UbD has hooked me because the entire focus has been to take kids to that deep level of understanding that can be transferred and utilized outside of the particular content it is being presented in. Designing Performance Tasks are not easy but such an important piece to this process.
For me it's when the head and the heart have been inspired despite an enthusiastic teacher or love for a particular topic but a genuine interest in the task at hand...Good stuff.
Today was the first of a three day workshop, Understanding by Design, that our District is providing during the off time of our summer months. I walked to the top floor and into our Staff Development room with my laptop over my shoulder and received Jay McTighe and Grant Wiggins Professional Development Workbook and a neatly organized three ring binder to boot. I was joined at my table by our new principal and fellow fifth grade teacher for the day and was honored to have the opportunity to work with both.
UbD (which is just a lot easier to type) is a unit model that uses content as a vehicle for higher order thinking, and according to Jay McTighe, "UbD is a way of thinking, not a program."
Basically, there is a three stage planning process that really is backward to much of my planning in the past.
Stage 1: Identify the Desired Results Stage 2: Determine Acceptable Evidence Stage 3: Create a Learning Plan
Today's main focus was Stage 1, Identify Desired Results, and the workshop was setup in such a way to scaffold our thinking through these first few steps. Our group quickly chose Government as our topic and began our brainstorming session on what the Factual Knowledge and Discrete Skills were at a fifth grade level.
UbD's main premise seems to be enabling students to go deep deep in their thinking by the teachers developing Essential Questions and Understandings that guide the lessons of the content that can then be transferred among other disciplines. Examples of Essential Questions could be:
Why is it important to have rights?
How is an individual responsible to himself or herself and others?
Examples of Understanding could be:
Citizens have rights and responsibilities in a Democracy
Democracy provides for the opportunity to have have different perspectives
Democracy functions as an effective system when there is order
What I find fascinating with Essential Questions and Understanding like this is that they can be applied in so many settings and are simply not limited to the study of government. They can be applied to a classroom community, personal citizenship, any club or organization, church, or even on sports teams.

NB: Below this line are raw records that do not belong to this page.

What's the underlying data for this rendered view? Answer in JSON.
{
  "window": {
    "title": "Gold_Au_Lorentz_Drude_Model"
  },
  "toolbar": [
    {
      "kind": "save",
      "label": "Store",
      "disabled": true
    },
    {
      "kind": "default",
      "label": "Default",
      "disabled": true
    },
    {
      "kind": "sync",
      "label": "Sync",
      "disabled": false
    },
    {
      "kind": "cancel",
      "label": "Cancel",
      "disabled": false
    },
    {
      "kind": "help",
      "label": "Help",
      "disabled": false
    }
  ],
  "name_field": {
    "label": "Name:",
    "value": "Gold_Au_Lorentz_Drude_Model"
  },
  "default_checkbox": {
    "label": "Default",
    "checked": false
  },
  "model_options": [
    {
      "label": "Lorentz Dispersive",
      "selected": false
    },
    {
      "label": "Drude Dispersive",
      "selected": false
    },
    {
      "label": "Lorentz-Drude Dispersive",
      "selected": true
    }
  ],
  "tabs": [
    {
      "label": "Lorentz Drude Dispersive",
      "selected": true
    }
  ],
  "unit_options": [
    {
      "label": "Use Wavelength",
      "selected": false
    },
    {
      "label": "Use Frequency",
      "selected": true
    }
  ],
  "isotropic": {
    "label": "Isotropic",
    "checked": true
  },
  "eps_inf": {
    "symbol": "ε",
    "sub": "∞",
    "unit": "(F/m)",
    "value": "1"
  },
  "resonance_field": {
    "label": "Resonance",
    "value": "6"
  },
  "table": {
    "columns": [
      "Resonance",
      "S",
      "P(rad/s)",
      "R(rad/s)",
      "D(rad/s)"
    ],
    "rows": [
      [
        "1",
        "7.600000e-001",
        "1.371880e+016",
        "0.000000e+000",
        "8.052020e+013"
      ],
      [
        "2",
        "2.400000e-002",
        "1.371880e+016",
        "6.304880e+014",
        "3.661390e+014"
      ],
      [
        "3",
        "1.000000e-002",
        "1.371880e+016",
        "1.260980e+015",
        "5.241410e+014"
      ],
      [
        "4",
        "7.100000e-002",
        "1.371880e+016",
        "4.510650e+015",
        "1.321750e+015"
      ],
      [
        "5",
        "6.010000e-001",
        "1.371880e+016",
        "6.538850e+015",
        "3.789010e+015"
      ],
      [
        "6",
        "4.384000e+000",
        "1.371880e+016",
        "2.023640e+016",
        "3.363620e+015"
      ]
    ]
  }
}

What led our group to identify these essential questions and understandings about our topic of government was a set of very specific questions that I have listed below.
Why study government? So what?
What makes the study of government universal?
If the unit on government is a story, what's the moral of the story?
What's the Big Idea implied in the skill or process of government?
What larger concepts, issue, or problem underlies government?
What couldn't we do if we didn't understand government?
How is government used and applied in the larger world?
What is a real-world insight about government?
What is the value of studying government?
Take a moment and look at the questions above as a way for you to gauge the lessons you are already teaching. Wherever you see the word government insert the particular concept you are teaching. These questions bring to light what it is we really want the children to be able to walk away with after a lesson or unit of study.
It's the meat and potatoes of the learning that touches the head and the heart.